**Brief**. Count the lines below that include the word "tTutorial", then give that number and no other words.

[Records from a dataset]
********

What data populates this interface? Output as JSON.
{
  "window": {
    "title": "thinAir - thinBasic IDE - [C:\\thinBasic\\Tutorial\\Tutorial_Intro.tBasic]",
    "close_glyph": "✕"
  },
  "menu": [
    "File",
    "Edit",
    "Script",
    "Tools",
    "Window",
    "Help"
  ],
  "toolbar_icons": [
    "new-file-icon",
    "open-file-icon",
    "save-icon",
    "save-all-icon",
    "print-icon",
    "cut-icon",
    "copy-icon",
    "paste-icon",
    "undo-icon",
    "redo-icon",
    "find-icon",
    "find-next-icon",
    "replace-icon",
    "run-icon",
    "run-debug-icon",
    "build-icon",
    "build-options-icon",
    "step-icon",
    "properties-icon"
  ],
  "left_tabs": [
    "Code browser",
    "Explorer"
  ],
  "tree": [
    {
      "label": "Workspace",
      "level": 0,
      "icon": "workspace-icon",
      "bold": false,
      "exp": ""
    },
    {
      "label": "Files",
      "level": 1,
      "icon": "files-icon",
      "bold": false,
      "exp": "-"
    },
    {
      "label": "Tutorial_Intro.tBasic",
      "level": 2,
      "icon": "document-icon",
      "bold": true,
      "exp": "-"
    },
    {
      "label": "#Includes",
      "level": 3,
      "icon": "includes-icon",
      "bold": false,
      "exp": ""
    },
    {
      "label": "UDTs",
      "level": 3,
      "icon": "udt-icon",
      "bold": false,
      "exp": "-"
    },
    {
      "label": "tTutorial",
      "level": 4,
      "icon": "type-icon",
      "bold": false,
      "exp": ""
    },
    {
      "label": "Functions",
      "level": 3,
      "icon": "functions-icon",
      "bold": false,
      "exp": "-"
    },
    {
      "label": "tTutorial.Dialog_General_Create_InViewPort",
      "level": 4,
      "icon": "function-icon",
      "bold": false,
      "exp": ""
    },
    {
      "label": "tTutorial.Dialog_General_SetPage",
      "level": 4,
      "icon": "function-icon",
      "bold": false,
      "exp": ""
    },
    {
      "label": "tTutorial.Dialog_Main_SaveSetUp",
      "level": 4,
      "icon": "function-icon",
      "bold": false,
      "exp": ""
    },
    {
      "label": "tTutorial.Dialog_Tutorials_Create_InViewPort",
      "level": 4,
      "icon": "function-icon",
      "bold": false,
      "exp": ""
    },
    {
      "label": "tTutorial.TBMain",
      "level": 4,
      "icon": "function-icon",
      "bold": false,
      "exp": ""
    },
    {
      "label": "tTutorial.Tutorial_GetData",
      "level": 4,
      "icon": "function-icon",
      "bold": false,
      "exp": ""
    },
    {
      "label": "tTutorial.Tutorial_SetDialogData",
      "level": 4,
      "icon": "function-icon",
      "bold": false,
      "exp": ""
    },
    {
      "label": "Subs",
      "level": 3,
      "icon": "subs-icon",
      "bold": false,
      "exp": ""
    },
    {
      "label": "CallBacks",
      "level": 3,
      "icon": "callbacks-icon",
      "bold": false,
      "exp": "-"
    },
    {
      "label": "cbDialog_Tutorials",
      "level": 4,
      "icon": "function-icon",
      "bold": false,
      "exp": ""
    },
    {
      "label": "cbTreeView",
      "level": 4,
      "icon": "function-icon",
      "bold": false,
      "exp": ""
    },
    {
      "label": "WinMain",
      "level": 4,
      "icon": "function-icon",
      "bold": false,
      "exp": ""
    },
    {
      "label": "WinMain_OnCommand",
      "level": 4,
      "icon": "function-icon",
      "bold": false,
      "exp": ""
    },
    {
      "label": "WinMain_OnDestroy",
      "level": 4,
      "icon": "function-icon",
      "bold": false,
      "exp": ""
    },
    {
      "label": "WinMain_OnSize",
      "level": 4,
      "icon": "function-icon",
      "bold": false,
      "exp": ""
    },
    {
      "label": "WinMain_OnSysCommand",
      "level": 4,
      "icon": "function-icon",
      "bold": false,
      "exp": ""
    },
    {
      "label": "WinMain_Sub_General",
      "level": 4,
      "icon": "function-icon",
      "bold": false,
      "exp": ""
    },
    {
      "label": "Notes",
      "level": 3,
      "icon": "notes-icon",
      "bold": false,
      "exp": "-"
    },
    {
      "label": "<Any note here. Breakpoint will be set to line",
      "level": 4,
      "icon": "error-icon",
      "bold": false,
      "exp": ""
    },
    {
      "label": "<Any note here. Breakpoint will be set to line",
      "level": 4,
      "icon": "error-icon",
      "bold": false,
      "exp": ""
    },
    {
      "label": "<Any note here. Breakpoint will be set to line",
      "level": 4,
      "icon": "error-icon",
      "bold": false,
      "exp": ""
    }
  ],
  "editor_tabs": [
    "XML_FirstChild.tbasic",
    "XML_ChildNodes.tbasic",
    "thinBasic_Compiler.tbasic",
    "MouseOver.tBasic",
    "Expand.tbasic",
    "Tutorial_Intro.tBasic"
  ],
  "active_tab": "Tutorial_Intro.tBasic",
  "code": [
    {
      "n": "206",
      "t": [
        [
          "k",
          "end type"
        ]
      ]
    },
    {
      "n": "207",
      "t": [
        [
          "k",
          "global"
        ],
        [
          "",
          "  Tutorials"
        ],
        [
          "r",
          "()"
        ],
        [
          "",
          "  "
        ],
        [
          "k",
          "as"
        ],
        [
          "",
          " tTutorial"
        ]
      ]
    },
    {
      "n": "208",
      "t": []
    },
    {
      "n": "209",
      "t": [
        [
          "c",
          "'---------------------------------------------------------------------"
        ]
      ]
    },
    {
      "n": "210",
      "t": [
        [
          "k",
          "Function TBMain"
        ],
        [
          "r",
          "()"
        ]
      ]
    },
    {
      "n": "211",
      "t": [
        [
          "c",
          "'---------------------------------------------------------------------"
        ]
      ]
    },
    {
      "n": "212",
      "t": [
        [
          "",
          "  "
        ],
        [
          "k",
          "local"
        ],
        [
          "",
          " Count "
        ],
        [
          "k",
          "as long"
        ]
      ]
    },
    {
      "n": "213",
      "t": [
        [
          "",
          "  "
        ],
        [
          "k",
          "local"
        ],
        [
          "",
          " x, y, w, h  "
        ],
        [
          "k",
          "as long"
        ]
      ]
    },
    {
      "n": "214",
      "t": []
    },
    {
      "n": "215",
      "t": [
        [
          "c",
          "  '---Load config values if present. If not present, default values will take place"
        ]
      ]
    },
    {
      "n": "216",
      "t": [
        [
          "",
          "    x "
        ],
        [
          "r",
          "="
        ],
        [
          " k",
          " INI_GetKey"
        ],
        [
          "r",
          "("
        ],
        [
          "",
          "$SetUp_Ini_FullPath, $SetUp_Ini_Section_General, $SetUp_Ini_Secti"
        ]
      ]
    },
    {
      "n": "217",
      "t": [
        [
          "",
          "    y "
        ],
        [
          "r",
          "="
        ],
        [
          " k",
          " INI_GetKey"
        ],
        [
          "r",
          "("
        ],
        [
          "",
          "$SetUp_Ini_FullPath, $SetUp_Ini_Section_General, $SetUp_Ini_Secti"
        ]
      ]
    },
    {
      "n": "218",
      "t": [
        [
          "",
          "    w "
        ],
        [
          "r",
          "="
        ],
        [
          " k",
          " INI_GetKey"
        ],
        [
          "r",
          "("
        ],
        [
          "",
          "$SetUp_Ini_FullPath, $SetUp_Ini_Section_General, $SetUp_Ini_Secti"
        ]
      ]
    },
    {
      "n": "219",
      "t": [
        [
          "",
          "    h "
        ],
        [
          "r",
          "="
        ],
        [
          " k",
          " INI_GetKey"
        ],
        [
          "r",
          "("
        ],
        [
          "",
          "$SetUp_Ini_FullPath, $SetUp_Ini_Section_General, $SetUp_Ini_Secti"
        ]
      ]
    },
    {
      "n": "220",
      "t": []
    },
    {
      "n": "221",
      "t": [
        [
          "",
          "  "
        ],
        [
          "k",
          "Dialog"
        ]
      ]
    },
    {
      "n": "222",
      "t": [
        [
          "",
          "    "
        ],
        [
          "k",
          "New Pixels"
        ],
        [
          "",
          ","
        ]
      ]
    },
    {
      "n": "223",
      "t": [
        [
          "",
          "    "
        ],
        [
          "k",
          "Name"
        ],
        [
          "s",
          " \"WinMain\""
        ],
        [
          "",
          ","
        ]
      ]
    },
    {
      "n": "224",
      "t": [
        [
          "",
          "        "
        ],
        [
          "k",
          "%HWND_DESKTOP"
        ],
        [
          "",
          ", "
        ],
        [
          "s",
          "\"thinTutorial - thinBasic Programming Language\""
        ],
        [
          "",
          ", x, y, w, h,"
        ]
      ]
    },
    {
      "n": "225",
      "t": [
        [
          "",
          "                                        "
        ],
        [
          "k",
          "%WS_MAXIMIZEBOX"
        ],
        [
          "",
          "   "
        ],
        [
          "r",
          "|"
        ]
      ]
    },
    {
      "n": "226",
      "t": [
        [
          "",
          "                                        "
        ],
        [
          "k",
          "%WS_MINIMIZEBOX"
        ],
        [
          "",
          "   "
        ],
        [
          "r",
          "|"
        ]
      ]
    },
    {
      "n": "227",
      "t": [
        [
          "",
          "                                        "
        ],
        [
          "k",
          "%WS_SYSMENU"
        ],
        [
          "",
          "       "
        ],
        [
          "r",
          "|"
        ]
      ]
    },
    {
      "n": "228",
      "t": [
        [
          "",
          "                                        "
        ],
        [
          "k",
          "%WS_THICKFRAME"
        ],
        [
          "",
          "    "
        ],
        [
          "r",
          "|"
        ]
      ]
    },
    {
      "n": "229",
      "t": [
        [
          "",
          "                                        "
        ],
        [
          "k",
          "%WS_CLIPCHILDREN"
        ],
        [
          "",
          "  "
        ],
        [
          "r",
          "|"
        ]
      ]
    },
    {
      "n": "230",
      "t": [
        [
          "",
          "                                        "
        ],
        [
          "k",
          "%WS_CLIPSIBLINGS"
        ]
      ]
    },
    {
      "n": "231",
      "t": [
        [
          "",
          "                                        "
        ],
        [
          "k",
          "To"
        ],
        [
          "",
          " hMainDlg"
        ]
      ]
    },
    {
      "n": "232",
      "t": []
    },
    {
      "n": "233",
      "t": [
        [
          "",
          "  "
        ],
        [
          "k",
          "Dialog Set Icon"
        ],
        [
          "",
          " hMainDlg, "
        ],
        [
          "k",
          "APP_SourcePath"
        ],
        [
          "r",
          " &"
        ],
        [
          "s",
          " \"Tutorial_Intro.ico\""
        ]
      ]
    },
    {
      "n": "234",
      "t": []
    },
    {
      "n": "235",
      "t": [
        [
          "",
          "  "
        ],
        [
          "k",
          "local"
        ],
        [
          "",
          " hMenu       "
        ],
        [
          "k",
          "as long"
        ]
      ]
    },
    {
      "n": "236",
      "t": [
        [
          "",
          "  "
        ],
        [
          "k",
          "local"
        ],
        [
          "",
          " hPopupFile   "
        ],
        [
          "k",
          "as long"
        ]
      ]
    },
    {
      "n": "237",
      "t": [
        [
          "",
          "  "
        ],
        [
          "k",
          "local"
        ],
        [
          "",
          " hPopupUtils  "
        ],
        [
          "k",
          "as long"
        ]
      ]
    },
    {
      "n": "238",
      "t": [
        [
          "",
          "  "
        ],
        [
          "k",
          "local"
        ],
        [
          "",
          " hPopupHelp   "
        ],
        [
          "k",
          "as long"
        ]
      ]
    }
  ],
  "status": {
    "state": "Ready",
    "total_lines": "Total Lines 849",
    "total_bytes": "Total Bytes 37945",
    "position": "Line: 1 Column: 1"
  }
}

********

**Answer section**. 9